On optimal multiple changepoint algorithms for large data

Robert Maidstone, Toby Hocking, Guillem Rigaill, Paul Fearnhead

Research output: Contribution to journalArticlepeer-review

62 Scopus citations

Abstract

Many common approaches to detecting changepoints, for example based on statistical criteria such as penalised likelihood or minimum description length, can be formulated in terms of minimising a cost over segmentations. We focus on a class of dynamic programming algorithms that can solve the resulting minimisation problem exactly, and thus find the optimal segmentation under the given statistical criteria. The standard implementation of these dynamic programming methods have a computational cost that scales at least quadratically in the length of the time-series. Recently pruning ideas have been suggested that can speed up the dynamic programming algorithms, whilst still being guaranteed to be optimal, in that they find the true minimum of the cost function. Here we extend these pruning methods, and introduce two new algorithms for segmenting data: FPOP and SNIP. Empirical results show that FPOP is substantially faster than existing dynamic programming methods, and unlike the existing methods its computational efficiency is robust to the number of changepoints in the data. We evaluate the method for detecting copy number variations and observe that FPOP has a computational cost that is even competitive with that of binary segmentation, but can give much more accurate segmentations.
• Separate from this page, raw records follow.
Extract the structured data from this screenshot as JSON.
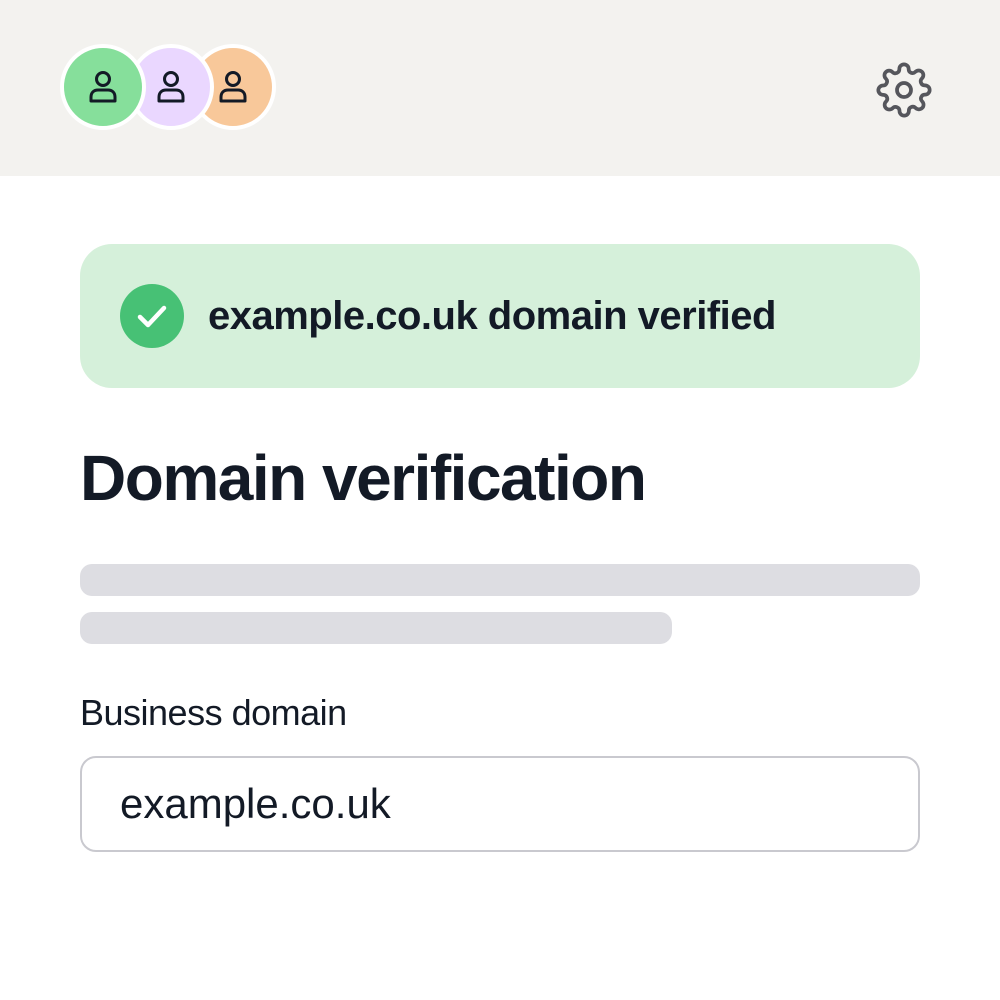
{
  "header": {
    "avatars": [
      {
        "icon": "user-icon",
        "bg": "#86df9b"
      },
      {
        "icon": "user-icon",
        "bg": "#ead7ff"
      },
      {
        "icon": "user-icon",
        "bg": "#f8c89a"
      }
    ],
    "settings_icon": "gear-icon"
  },
  "banner": {
    "message": "example.co.uk domain verified",
    "icon": "check-circle-icon",
    "bg": "#d5f0da",
    "icon_color": "#47c175"
  },
  "main": {
    "title": "Domain verification",
    "field": {
      "label": "Business domain",
      "value": "example.co.uk"
    }
  },
  "colors": {
    "text": "#131a26",
    "header_bg": "#f3f2ef",
    "skeleton": "#dddde2"
  }
}
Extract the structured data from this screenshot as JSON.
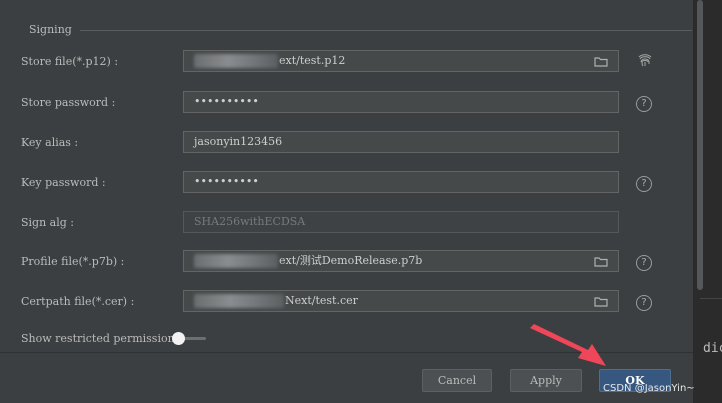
{
  "section": {
    "title": "Signing"
  },
  "fields": [
    {
      "label": "Store file(*.p12) :",
      "value": "ext/test.p12"
    },
    {
      "label": "Store password :",
      "value": "••••••••••"
    },
    {
      "label": "Key alias :",
      "value": "jasonyin123456"
    },
    {
      "label": "Key password :",
      "value": "••••••••••"
    },
    {
      "label": "Sign alg :",
      "value": "SHA256withECDSA"
    },
    {
      "label": "Profile file(*.p7b) :",
      "value": "ext/测试DemoRelease.p7b"
    },
    {
      "label": "Certpath file(*.cer) :",
      "value": "Next/test.cer"
    }
  ],
  "restricted": {
    "label": "Show restricted permissions",
    "enabled": false
  },
  "buttons": {
    "cancel": "Cancel",
    "apply": "Apply",
    "ok": "OK"
  },
  "background": {
    "code_fragment": "dic"
  },
  "watermark": "CSDN @JasonYin~",
  "icons": {
    "folder": "folder-icon",
    "help": "help-icon",
    "fingerprint": "fingerprint-icon",
    "arrow": "arrow-annotation-icon"
  },
  "colors": {
    "ok_button": "#365880",
    "arrow": "#f0465a"
  }
}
Original languageEnglish (US)
Pages (from-to)519-533
Number of pages15
JournalStatistics and Computing
Volume27
Issue number2
DOIs
StatePublished - Mar 1 2017
Externally publishedYes

Keywords

  • Breakpoints
  • Dynamic Programming
  • FPOP
  • Optimal Partitioning
  • PELT
  • SNIP
  • Segment Neighbourhood
  • pDPA

ASJC Scopus subject areas

  • Theoretical Computer Science
  • Statistics and Probability
  • Statistics, Probability and Uncertainty
  • Computational Theory and Mathematics

Fingerprint

Dive into the research topics of 'On optimal multiple changepoint algorithms for large data'. Together they form a unique fingerprint.

Cite this